GIVEN INFORMATION:
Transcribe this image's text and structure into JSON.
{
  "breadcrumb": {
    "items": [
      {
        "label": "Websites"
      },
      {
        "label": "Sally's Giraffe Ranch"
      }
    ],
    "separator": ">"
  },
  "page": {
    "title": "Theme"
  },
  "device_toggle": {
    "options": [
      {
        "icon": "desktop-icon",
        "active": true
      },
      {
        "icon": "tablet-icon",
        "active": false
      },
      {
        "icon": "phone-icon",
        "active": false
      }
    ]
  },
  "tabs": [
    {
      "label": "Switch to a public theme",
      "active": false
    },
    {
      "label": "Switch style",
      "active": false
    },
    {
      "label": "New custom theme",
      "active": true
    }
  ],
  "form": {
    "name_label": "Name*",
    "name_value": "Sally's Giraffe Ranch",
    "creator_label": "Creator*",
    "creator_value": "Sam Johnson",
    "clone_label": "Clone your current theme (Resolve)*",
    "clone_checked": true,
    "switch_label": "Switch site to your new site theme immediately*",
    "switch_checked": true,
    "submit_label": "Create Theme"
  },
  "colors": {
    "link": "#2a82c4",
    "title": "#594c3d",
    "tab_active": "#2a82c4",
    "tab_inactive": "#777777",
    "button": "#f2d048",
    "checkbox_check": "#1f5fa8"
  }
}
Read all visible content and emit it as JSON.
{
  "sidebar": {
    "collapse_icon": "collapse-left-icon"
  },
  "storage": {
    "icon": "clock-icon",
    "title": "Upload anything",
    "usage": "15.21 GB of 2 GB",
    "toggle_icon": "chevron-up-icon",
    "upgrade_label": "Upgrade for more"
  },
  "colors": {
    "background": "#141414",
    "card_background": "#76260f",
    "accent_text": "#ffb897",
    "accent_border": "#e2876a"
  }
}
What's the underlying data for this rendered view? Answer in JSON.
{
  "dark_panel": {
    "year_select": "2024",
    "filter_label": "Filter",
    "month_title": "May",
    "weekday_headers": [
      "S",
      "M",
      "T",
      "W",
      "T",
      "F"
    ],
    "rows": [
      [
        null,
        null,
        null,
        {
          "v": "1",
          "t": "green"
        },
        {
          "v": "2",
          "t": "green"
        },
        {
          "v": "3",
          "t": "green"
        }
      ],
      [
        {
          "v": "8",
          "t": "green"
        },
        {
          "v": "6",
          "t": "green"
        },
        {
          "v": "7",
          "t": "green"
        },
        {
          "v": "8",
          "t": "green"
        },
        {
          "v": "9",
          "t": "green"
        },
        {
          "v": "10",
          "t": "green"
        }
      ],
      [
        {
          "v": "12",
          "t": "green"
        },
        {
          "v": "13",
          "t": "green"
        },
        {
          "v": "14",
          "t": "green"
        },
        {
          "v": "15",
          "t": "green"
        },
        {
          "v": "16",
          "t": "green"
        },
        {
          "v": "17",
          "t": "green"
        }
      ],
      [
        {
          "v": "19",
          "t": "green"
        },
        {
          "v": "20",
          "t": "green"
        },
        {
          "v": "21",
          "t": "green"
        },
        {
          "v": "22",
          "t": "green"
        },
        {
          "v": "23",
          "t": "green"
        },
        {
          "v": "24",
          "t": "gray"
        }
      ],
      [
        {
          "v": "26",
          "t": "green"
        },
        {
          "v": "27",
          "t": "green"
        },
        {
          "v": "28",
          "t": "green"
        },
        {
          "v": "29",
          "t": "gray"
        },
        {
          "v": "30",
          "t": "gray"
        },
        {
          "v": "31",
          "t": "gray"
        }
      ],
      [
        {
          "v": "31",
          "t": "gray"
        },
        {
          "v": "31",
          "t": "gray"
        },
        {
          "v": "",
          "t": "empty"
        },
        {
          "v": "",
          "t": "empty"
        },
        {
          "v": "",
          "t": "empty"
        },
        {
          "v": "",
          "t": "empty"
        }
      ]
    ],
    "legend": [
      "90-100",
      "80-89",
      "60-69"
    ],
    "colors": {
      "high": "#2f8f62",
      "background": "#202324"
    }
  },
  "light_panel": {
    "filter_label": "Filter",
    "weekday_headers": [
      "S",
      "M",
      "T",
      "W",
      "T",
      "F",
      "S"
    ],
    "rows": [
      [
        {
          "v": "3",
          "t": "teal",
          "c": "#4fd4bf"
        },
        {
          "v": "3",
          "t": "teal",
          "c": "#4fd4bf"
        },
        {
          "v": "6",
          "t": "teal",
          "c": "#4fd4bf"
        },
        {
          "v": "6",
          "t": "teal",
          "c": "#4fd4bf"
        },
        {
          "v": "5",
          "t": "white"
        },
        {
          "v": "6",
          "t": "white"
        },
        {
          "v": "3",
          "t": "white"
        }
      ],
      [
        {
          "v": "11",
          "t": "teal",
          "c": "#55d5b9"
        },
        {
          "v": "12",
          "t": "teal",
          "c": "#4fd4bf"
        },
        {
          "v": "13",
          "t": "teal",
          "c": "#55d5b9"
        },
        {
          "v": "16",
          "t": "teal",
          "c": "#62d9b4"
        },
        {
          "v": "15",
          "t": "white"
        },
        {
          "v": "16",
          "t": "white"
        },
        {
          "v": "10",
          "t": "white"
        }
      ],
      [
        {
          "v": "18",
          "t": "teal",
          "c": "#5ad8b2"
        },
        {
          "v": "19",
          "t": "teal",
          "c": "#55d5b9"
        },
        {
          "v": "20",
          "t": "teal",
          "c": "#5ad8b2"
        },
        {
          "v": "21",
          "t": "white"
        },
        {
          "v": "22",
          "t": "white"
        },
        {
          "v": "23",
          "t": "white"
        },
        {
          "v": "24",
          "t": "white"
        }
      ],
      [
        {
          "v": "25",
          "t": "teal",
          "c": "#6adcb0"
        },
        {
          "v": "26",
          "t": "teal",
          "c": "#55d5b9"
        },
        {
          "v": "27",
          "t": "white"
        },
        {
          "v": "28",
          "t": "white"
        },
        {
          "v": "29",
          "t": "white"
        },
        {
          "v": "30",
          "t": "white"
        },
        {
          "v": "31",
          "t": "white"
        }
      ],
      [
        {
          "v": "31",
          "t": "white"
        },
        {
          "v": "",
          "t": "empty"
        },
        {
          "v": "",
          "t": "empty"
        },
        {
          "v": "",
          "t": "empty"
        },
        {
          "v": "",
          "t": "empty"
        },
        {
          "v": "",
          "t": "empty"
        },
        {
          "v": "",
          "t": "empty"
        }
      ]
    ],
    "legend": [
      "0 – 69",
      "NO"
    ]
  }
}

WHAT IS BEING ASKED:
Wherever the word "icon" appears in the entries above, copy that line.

EXERCISE ANSWER:
        "icon": "desktop-icon",
        "icon": "tablet-icon",
        "icon": "phone-icon",
    "collapse_icon": "collapse-left-icon"
    "icon": "clock-icon",
    "toggle_icon": "chevron-up-icon",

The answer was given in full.